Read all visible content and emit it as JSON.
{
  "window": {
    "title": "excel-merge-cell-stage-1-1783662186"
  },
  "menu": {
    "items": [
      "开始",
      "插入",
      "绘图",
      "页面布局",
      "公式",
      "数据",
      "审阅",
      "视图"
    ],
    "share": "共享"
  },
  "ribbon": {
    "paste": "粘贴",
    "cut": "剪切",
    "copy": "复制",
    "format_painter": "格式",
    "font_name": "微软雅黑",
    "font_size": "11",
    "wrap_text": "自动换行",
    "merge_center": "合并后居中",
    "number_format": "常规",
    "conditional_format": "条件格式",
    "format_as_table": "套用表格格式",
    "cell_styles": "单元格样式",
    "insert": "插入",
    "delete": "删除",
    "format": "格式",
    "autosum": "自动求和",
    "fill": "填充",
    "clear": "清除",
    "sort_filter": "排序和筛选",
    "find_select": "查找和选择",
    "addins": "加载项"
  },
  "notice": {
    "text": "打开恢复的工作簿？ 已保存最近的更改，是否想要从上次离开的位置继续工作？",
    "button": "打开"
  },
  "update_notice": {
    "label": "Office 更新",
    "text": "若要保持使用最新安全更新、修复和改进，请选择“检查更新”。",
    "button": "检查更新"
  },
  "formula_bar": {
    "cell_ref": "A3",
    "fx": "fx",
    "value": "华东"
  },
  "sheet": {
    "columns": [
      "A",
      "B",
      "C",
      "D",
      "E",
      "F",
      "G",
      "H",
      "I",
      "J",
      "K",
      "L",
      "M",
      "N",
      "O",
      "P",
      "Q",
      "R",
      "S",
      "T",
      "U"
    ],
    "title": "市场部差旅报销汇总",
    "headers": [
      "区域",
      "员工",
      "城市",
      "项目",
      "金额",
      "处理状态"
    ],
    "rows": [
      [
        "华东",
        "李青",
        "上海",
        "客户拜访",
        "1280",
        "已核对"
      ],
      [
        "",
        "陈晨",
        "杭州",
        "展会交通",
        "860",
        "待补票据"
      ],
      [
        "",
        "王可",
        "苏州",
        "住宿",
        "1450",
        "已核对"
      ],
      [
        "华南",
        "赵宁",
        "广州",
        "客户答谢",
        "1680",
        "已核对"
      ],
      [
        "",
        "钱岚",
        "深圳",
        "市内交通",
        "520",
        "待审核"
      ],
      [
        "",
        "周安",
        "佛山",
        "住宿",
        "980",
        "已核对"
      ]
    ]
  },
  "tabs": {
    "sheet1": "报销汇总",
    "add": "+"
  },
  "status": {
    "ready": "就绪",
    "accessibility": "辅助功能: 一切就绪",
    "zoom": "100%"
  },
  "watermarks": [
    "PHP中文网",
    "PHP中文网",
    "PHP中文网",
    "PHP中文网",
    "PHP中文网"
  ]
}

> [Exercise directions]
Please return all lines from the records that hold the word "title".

> [Problem solution]
    "title": "excel-merge-cell-stage-1-1783662186"
    "title": "市场部差旅报销汇总",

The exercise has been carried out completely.